RECORD SET section start
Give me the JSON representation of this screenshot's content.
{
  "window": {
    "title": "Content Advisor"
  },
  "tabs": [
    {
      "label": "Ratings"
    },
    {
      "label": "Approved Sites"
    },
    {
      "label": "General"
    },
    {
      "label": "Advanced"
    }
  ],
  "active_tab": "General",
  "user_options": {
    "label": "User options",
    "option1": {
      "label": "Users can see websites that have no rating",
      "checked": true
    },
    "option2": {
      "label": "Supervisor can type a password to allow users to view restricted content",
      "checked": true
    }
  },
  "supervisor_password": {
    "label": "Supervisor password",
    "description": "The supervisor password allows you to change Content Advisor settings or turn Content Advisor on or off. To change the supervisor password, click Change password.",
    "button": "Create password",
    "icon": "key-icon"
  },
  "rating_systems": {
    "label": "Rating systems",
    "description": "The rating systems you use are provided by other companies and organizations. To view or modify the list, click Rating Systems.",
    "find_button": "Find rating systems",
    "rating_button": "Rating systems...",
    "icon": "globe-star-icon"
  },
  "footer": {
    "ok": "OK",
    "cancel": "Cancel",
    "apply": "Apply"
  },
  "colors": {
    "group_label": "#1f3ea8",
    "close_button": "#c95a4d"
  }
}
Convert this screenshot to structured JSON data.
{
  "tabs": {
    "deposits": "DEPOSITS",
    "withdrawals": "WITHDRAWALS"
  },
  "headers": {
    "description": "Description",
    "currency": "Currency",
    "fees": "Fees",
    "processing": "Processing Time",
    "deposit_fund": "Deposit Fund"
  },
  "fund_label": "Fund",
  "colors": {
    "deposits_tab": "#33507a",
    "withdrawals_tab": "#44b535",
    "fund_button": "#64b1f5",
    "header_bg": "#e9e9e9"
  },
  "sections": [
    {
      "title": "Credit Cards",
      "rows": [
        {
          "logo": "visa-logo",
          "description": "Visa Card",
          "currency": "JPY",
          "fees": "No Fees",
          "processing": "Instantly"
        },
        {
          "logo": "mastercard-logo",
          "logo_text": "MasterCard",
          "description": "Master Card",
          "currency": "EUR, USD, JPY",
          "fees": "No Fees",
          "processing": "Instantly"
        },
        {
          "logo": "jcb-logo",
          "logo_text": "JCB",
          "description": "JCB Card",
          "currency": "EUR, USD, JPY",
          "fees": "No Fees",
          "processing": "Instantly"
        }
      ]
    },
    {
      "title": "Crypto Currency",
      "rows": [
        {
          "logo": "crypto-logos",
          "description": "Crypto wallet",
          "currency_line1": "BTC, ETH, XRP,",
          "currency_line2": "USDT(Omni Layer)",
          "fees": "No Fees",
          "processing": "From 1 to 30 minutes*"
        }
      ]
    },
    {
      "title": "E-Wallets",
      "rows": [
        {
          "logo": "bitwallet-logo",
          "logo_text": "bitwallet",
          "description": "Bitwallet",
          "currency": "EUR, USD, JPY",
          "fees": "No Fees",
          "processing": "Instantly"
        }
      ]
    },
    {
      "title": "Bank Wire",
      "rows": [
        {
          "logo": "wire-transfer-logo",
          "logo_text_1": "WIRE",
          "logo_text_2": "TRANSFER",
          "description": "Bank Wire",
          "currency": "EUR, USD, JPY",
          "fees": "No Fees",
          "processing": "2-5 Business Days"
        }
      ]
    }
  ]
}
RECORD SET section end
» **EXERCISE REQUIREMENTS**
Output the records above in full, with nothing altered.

» **RESPONSE TO THE TASK**
Give me the JSON representation of this screenshot's content.
{
  "window": {
    "title": "Content Advisor"
  },
  "tabs": [
    {
      "label": "Ratings"
    },
    {
      "label": "Approved Sites"
    },
    {
      "label": "General"
    },
    {
      "label": "Advanced"
    }
  ],
  "active_tab": "General",
  "user_options": {
    "label": "User options",
    "option1": {
      "label": "Users can see websites that have no rating",
      "checked": true
    },
    "option2": {
      "label": "Supervisor can type a password to allow users to view restricted content",
      "checked": true
    }
  },
  "supervisor_password": {
    "label": "Supervisor password",
    "description": "The supervisor password allows you to change Content Advisor settings or turn Content Advisor on or off. To change the supervisor password, click Change password.",
    "button": "Create password",
    "icon": "key-icon"
  },
  "rating_systems": {
    "label": "Rating systems",
    "description": "The rating systems you use are provided by other companies and organizations. To view or modify the list, click Rating Systems.",
    "find_button": "Find rating systems",
    "rating_button": "Rating systems...",
    "icon": "globe-star-icon"
  },
  "footer": {
    "ok": "OK",
    "cancel": "Cancel",
    "apply": "Apply"
  },
  "colors": {
    "group_label": "#1f3ea8",
    "close_button": "#c95a4d"
  }
}
Convert this screenshot to structured JSON data.
{
  "tabs": {
    "deposits": "DEPOSITS",
    "withdrawals": "WITHDRAWALS"
  },
  "headers": {
    "description": "Description",
    "currency": "Currency",
    "fees": "Fees",
    "processing": "Processing Time",
    "deposit_fund": "Deposit Fund"
  },
  "fund_label": "Fund",
  "colors": {
    "deposits_tab": "#33507a",
    "withdrawals_tab": "#44b535",
    "fund_button": "#64b1f5",
    "header_bg": "#e9e9e9"
  },
  "sections": [
    {
      "title": "Credit Cards",
      "rows": [
        {
          "logo": "visa-logo",
          "description": "Visa Card",
          "currency": "JPY",
          "fees": "No Fees",
          "processing": "Instantly"
        },
        {
          "logo": "mastercard-logo",
          "logo_text": "MasterCard",
          "description": "Master Card",
          "currency": "EUR, USD, JPY",
          "fees": "No Fees",
          "processing": "Instantly"
        },
        {
          "logo": "jcb-logo",
          "logo_text": "JCB",
          "description": "JCB Card",
          "currency": "EUR, USD, JPY",
          "fees": "No Fees",
          "processing": "Instantly"
        }
      ]
    },
    {
      "title": "Crypto Currency",
      "rows": [
        {
          "logo": "crypto-logos",
          "description": "Crypto wallet",
          "currency_line1": "BTC, ETH, XRP,",
          "currency_line2": "USDT(Omni Layer)",
          "fees": "No Fees",
          "processing": "From 1 to 30 minutes*"
        }
      ]
    },
    {
      "title": "E-Wallets",
      "rows": [
        {
          "logo": "bitwallet-logo",
          "logo_text": "bitwallet",
          "description": "Bitwallet",
          "currency": "EUR, USD, JPY",
          "fees": "No Fees",
          "processing": "Instantly"
        }
      ]
    },
    {
      "title": "Bank Wire",
      "rows": [
        {
          "logo": "wire-transfer-logo",
          "logo_text_1": "WIRE",
          "logo_text_2": "TRANSFER",
          "description": "Bank Wire",
          "currency": "EUR, USD, JPY",
          "fees": "No Fees",
          "processing": "2-5 Business Days"
        }
      ]
    }
  ]
}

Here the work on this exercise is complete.